Hoosiers who oppose smoking have made several strides such as the cigarette tax hike in 2009 and the public smoking ban in various counties. But there are some of Indiana’s state Senate Republicans who support measures that would cut funding to tobacco cessation and other public health programs some say are critical to Indiana residents’ health.
“They’re abolishing the infrastructure in place and on top of that they’ve killed the (statewide) smoke free bill,” said Tim Filler, chairman of the advocacy group Campaign for a Tobacco-Free Indiana. “This is only going to cause more people to get sick and die from second hand smoke and primary smoke.”
“It’s not done yet. We’re still working on this,” said Sen. Luke Kenley, R-Noblesvile.
Proponents of anti smoking measures are disappointed this bill is even on the table, but moreover, it came into the forefront mere days before the end of the Legislature’s session. There has been no public committee hearing on this aspect of House Bill 1001.
“The Senate Finance Committee should sit down and see if this bill is cost effective,” said Dr. Stephen Jay, Indiana Tobacco Prevention and Cessation (ITPC) board member. “How could you make a sweeping change without public input or analysis?”
The proposal is to cut IPTC funds to $5 million and shift anti-smoking responsibility to the Indiana State Department of Health. Many feel the health department is a secure office, however, it lacks the solid infrastructure it takes to combat powerful tobacco companies and their lobbyists.
This measure would also completely dismantle the ITPC. During last year’s legislative session, Kenley proposed similar measures.

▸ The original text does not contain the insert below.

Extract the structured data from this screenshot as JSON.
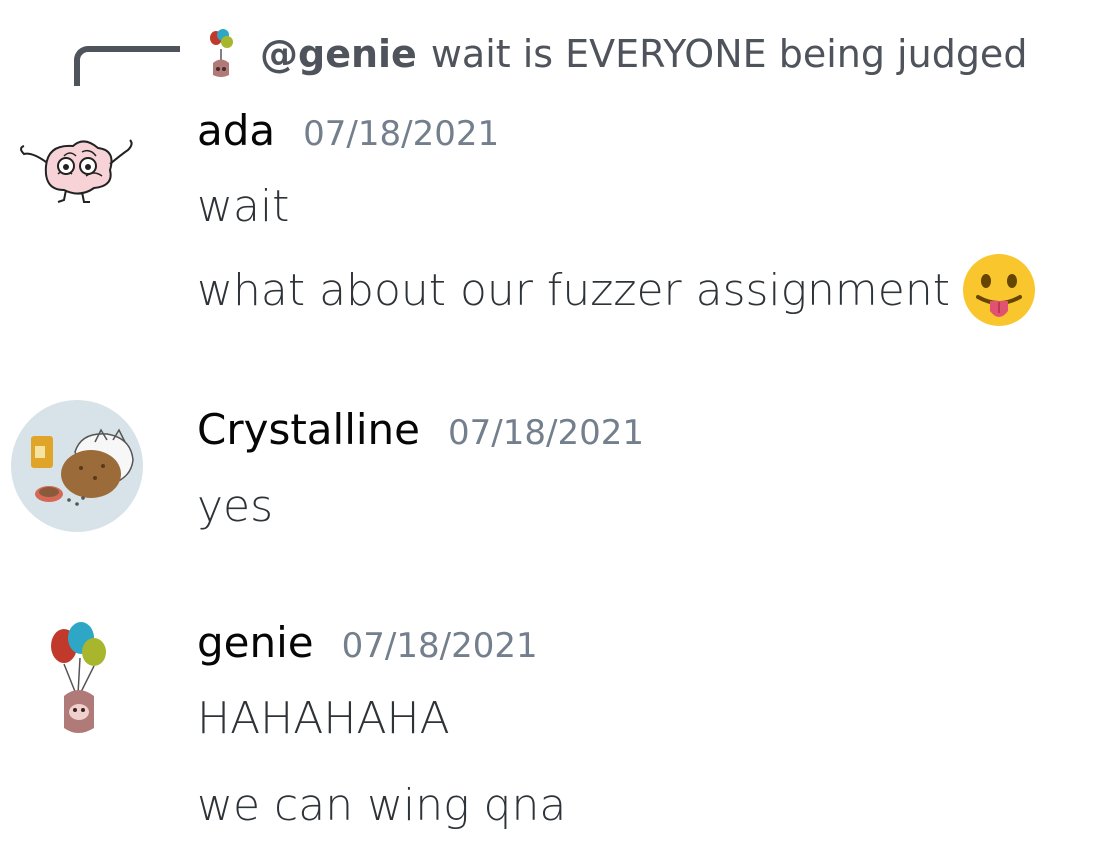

ITPC is a quasi-independent state agency with a board consisting of appointments by the governor with recommendations by key organizations that have expertise in public health. Their initial budget, which was provided by the tobacco industry and Indiana lawmakers called the Master Settlement Agreement, was $35 million – today ITPC’s budget is less than $10 million.
Seventy-five percent of their funding is required to go out in grants to community partners. This money also serves programs in 65 counties.
Other dollars go towards efforts such as the cessation quit line, research and evaluation, mass media campaigns and administration training.
“Sixty thousand Hoosiers have used our 1-800-quit-now line. The only thing that limits that is the money to market the program,” said Dr. Jay.
“People want to quit,” added Filler. “The more we can market that and other programs, the more people quit.”
In addition to dissolving ITPC and damaging other programs parallel to their mission, Tanya Bell, president and CEO of Indiana Black Expo, and a staunch supporter of ITPC, believes that if the bill passes, the consequences would be detrimental for the Black community.
“We all know the health disparities that exist in the African-American community. This would be a huge hit for African-Americans. We’re very concerned,” said Bell. “The ITPC was also designed to combat the tobacco companies from a promotional stand point. We’re talking about promoting to poor minorities.”
According to the Campaign for Tobacco Free Kids, African-Americans suffer the greatest burden of tobacco-related mortality of any ethnic or racial group in the U.S. Bell added that Indiana is also a test market for campaigns geared towards youths.
Across the board, smoking rates and the intensity of smoking are shrinking, however, advocates of ITPC and other anti-smoking entities such as the American Cancer Society believe more education is needed to reduce rates considerably.
If the ITPC is able to hold on to their ever-shrinking funding, they plan to focus outreach on priority populations, engage in health care provider education and implement strong local tobacco control policies.
“In what has become an unfortunate trend, the Indiana General Assembly is waging a full-on assault on public health in Indiana,” said Amanda Estridge, manager of Indiana state government relations for the American Cancer Society in a press release. “Lawmakers have offered a knee-jerk solution to what we realize are challenging budget issues, but this shortsighted attempt to cut spending in the short term will only cost taxpayers and the public more in the long run.”
Ohio, Illinois and Michigan have all passed smoking bans.